Lightning (Revere Beach)
Postcard illustrating the Lightning roller coaster at Revere Beach
|Opening date||July 2, 1927|
|Designer||Harry G. Traver|
|Model||Giant Cyclone Safety Coaster|
|Lightning at RCDB
Pictures of Lightning at RCDB
Lightning was a wooden roller coaster that operated at Revere Beach in Revere, Massachusetts from 1927 until 1933. It was one of the infamous Giant Cyclone Safety Coasters which were constructed by noted roller coaster engineer Harry G. Traver in the mid-1920s (the rides were, in fact, anything but safe, and became known as the "terrifying triplets"). Lightning was the only Giant Cyclone Safety Coaster not to bear the "Cyclone" name, as a roller coaster named Cyclone already existed at Revere Beach when Lightning was constructed in 1927. The other two members of this group of coasters included the Crystal Beach Cyclone and the Palisades Park Cyclone (A fourth Traver roller coaster named Zip had a similar—but smaller—design and was installed at Oaks Amusement Park in Portland, Oregon).
Ride layout and structure
Although the precise dimensions of Lightning are not reported, its common design heritage with the Crystal Beach Cyclone suggests that these coasters share many technical specifications, such as heights around 100 feet (30 m), many steeply-banked turns and a ground-level figure 8 track. In fact, there was no truly straight track apart from the station. Lightning's hybrid steel structure allowed for much more steeply banked curves than would have been possible in an ordinary wooden-framed roller coaster of the day. These steeply banked tracks often made quick transitions to steep banks in the opposite directions. These quick rolling transitions were one of the primary reasons for the violent nature of the Lightning.
Ride experience and safety

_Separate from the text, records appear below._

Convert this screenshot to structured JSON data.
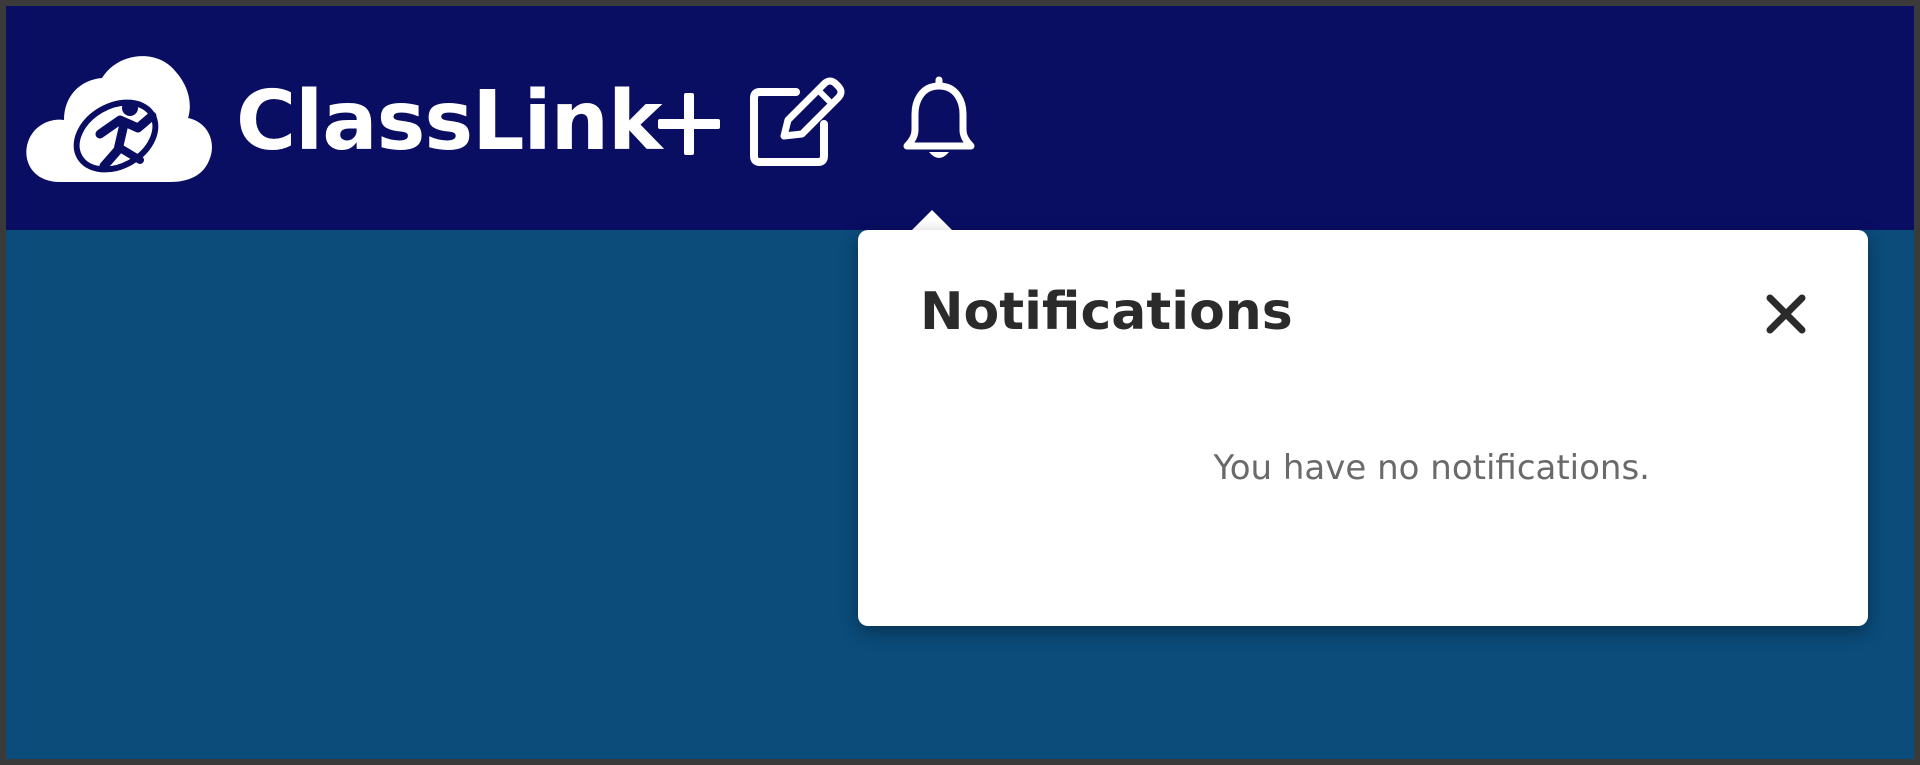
{
  "header": {
    "brand_name": "ClassLink",
    "logo_icon": "classlink-cloud-logo",
    "plus_icon": "plus-icon",
    "edit_icon": "pencil-square-icon",
    "bell_icon": "bell-icon"
  },
  "notifications": {
    "title": "Notifications",
    "empty_message": "You have no notifications.",
    "close_icon": "close-icon"
  },
  "colors": {
    "topbar": "#0a0e63",
    "main_background": "#0b4c7b",
    "popover_background": "#ffffff",
    "title_text": "#2b2b2b",
    "muted_text": "#6a6a6a"
  }
}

Although the ride length was said to be fairly short (about 40 seconds in duration from the top of the lift hill), all the Giant Cyclone Safety Coasters were known for their intense and often brutal ride experience. The Lightning had already killed a rider by its second day of operation at Revere Beach. The incident occurred when a girl fell to her death from the coaster. The ride was then shut down for 20 minutes so that her body could be removed before operation resumed. The Lightning was not the only roller coaster at Revere Beach with a poor safety record, however. Derby Racer, for example, killed or critically injured at least 5 people in its 25 years of operation.
Despite the safety concerns, Lightning was initially popular. That popularity soon faded, however, due in part to its uncomfortable ride experience. Traver rides were called "rib-ticklers" because of the violent side-to-side motions that would inflict rib injuries on riders. The ride was so rough, in fact, that the phrase "take her on the Lightning" became a folk remedy for the termination of unwanted pregnancies in the Greater Boston area. High insurance premiums, the financial pressures of the Great Depression, and high maintenance costs inflicted by the Lightning's violent operation also contributed to its demise. Its demolition in 1933 meant that Lightning was the shortest-operating of the "Terrifying Triplets".
- RCDB listing for Lightning
- Rutherford, Scott (2004). The American Roller Coaster. MBI Publishing Company. ISBN 0-7603-1929-4.
- Harry G. Traver and the "Terrifying Triplets" Designboom.
- RCDB listing for Crystal Beach Cyclone
- RCDB listing for Palisades Park Cyclone
- RCDB listing for Zip
- Revere Beach historical site
- Butler, Tobias (2006). "Rider beware: Relying on the courts and a nationalized rating system to address the duty of care owed to amusement park attractions guests". Vanderbilt Journal of Entertainment and Technology Law (Vanderbilt University) 9: 369–403.
- Conley, Kevin (2004). "Annals of amusement: "How high can you go?"". The New Yorker (August 30): 48.